By Mabel Tan
“Did you know that it’s completely safe to stand two metres away from the X-ray machine?” Azhar Samsudin, a Radiographer at Khoo Teck Puat Hospital shares. “Many people don’t know that. When people think about X-ray, they think about harmful rays.”
In fact, according to the cheerful Azhar, we are exposed to a much higher dose of radiation while going about our daily activities than by standing in front of an X-ray machine.
“A walk under the sun is equivalent to taking ten chest X-rays. And a 4-hour plane ride is equivalent to taking a few hundred X-rays! At such a high altitude, you’ll be exposed to radiation from satellites, hand phone signals, and the environment,” the 25-year-old reveals.
If you have a passion for helping patients and possess an interest in the human anatomy, a career in radiography may be your calling. Azhar, who recently graduated with a Bachelor in Medical Radiation Imaging from the University of Newcastle, shares his experience.
Why did you pursue radiography in school?
Azhar: Actually, I didn’t choose radiography; radiography chose me. (Laughs) Post-junior college, I wanted to pursue a field of study related to my two best ‘A’ level subjects – physics and biology. In radiology, we learn about the technical aspects of the machines, such as how an X-rayed image is formed, which is related to physics.
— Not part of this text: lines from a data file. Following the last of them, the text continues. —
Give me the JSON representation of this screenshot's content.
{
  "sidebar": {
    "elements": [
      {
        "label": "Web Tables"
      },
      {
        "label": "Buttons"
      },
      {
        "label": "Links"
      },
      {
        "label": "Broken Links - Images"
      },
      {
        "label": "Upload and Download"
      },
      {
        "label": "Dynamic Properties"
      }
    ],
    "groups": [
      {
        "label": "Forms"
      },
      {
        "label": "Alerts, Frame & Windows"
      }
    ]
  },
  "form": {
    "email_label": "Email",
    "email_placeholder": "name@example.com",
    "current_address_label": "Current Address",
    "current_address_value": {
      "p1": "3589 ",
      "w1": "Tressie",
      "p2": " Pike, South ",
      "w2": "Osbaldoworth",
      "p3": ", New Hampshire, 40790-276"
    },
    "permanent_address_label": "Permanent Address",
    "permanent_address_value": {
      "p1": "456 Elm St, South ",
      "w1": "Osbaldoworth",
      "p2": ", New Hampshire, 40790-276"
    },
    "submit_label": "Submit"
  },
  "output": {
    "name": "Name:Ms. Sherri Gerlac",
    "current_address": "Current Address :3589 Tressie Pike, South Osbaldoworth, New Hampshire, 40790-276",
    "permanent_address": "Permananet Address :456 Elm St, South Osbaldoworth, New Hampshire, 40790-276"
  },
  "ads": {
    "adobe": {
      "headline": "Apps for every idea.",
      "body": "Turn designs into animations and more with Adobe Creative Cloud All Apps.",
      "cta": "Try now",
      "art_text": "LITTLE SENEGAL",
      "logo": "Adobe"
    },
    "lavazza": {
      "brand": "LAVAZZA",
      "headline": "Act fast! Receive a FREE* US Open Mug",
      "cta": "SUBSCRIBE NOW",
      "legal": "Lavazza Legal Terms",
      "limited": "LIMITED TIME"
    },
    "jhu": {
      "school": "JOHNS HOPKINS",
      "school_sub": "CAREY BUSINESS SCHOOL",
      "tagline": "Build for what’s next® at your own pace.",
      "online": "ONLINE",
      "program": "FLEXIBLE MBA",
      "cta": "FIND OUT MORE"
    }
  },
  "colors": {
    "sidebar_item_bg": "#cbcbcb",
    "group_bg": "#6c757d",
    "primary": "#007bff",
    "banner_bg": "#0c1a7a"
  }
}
We also study the human anatomy, which is related to biology.